Trump praised the benefits of the medication he received, including an experimental antibody treatment manufactured by the pharmaceutical company, Regeneron.

"Actually, the original transfusion, that's supposed to last for about four months, you know that?" Trump said. "The antibodies? And I think you're supposed to be protected anywhere from two to four months and maybe longer than that, I don't know."

When asked if he would provide samples of his blood plasma to help create coronavirus treatments, Trump said he would.

"If that's they want me to do, I'd love to do it," Trump said.

White House physician Dr. Sean Conley said in a Thursday memo that Trump would be able to "return to public engagements" as soon as Saturday. Officials have not released the results of Trump's latest COVID-19 tests. During Friday's interview, Trump said he had been retested for the virus.

"I haven't even found out the numbers or anything yet, but I've been retested and I know I'm at either at the bottom of the scale or free," Trump said.

Trump's return to the campaign trail is expected to begin on Monday with a rally in Sanford, Florida. A campaign event originally scheduled to take place in Sanford during October was canceled after Trump tested positive for coronavirus.

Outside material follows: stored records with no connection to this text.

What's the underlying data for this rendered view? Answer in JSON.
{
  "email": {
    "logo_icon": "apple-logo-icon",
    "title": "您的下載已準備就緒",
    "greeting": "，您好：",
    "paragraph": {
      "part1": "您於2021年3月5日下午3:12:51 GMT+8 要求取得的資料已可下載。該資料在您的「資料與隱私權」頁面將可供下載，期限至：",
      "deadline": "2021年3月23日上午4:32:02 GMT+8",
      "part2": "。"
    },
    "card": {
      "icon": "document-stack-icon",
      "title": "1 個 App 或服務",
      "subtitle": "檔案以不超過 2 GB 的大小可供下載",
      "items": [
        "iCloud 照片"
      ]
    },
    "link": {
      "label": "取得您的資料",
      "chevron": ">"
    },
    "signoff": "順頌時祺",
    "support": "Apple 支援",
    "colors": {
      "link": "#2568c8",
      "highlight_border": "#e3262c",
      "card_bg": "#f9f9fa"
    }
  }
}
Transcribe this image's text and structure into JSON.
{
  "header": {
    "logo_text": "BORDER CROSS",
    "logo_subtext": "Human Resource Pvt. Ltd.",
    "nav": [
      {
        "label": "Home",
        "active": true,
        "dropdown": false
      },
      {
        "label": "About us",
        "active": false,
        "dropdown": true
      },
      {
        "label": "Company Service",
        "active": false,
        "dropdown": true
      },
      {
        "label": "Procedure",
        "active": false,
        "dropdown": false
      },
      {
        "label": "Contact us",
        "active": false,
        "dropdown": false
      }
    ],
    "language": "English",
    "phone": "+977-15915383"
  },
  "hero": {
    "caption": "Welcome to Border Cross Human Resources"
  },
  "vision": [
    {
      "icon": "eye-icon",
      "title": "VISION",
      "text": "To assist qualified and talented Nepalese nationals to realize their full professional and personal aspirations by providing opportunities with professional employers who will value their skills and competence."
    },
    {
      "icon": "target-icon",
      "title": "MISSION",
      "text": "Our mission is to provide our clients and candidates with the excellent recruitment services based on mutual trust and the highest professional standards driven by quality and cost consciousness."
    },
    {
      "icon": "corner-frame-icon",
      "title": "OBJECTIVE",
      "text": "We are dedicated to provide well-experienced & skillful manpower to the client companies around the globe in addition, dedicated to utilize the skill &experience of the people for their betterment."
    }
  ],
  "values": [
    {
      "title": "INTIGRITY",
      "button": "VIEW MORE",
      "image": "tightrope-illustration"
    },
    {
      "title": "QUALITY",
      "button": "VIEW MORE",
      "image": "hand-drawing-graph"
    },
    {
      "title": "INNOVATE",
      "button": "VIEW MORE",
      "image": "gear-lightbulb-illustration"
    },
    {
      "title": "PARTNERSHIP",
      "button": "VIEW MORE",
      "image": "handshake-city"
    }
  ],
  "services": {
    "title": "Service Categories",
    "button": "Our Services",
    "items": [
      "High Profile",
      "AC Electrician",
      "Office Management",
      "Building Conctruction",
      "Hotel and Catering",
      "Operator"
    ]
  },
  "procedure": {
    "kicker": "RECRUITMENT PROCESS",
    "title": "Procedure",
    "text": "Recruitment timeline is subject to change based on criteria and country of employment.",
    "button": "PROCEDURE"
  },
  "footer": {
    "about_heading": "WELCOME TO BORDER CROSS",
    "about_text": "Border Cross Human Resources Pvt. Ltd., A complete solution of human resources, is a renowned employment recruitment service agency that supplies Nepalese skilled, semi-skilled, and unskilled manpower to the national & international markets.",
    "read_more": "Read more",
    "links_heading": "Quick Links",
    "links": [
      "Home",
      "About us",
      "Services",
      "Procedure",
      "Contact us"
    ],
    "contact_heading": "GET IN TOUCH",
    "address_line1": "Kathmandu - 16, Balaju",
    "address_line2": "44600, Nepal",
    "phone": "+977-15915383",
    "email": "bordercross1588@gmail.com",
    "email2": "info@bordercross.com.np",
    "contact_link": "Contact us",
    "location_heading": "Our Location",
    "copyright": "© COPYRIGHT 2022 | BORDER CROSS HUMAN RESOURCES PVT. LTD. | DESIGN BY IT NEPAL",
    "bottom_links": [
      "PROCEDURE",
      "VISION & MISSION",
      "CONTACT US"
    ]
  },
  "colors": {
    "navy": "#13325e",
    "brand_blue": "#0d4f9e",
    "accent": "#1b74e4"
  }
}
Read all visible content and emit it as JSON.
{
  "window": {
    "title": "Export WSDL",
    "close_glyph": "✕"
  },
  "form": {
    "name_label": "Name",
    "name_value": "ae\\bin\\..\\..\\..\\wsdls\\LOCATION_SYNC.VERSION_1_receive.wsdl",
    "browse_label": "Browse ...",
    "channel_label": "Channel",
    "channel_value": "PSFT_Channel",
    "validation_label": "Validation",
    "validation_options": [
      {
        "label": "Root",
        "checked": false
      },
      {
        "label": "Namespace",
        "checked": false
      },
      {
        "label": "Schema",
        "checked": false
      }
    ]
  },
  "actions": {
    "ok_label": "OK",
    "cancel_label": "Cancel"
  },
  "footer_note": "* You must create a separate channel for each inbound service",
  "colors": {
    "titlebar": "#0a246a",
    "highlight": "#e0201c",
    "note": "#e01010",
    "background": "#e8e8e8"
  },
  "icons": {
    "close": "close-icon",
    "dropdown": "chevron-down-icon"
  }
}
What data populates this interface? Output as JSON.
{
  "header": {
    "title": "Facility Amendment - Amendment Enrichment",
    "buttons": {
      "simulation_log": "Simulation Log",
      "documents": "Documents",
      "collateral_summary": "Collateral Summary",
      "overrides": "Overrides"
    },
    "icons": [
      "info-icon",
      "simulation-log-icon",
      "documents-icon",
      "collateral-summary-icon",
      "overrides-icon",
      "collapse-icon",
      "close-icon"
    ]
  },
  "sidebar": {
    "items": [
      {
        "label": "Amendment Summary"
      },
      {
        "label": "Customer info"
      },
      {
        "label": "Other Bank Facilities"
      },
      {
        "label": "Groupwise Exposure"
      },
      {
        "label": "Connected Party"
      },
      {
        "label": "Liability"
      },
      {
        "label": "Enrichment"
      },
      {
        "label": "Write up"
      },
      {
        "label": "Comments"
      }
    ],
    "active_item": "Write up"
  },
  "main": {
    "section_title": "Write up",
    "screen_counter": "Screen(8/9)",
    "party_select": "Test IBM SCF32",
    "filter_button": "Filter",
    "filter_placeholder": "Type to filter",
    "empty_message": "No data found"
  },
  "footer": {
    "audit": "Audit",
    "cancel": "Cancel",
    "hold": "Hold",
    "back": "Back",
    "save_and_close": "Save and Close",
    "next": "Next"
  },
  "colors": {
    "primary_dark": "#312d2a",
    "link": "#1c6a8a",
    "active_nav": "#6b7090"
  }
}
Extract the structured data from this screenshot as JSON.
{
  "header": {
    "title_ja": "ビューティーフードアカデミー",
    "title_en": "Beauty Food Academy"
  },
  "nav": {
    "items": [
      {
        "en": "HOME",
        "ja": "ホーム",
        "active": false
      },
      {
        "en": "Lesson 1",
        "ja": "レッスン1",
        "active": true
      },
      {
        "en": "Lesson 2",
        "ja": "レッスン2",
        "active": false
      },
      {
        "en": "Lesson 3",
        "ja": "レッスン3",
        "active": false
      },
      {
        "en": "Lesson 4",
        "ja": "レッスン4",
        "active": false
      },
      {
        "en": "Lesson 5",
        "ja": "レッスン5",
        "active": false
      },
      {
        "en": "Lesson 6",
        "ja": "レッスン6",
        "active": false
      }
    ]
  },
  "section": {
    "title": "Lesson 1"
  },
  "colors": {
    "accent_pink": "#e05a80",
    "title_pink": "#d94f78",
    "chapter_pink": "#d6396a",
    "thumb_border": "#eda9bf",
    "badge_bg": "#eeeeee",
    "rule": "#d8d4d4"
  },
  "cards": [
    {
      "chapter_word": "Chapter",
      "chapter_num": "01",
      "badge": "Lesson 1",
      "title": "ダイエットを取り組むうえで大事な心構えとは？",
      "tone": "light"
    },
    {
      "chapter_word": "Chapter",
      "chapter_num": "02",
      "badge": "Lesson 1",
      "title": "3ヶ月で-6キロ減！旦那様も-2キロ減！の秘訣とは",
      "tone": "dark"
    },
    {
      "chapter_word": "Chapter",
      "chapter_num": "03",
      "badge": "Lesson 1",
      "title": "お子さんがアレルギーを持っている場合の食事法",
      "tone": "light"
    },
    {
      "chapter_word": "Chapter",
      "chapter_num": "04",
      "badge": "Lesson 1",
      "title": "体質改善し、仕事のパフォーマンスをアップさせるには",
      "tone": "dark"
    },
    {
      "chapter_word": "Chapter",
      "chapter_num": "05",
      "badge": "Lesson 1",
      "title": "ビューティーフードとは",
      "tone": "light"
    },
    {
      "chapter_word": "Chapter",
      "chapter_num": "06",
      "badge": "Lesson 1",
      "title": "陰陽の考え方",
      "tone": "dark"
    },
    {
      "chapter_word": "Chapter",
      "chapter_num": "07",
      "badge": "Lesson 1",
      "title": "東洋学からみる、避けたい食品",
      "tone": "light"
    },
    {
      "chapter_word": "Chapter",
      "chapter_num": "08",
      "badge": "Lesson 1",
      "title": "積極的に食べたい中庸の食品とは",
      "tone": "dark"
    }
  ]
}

Newsweek reached out to Trump's re-election campaign for comment.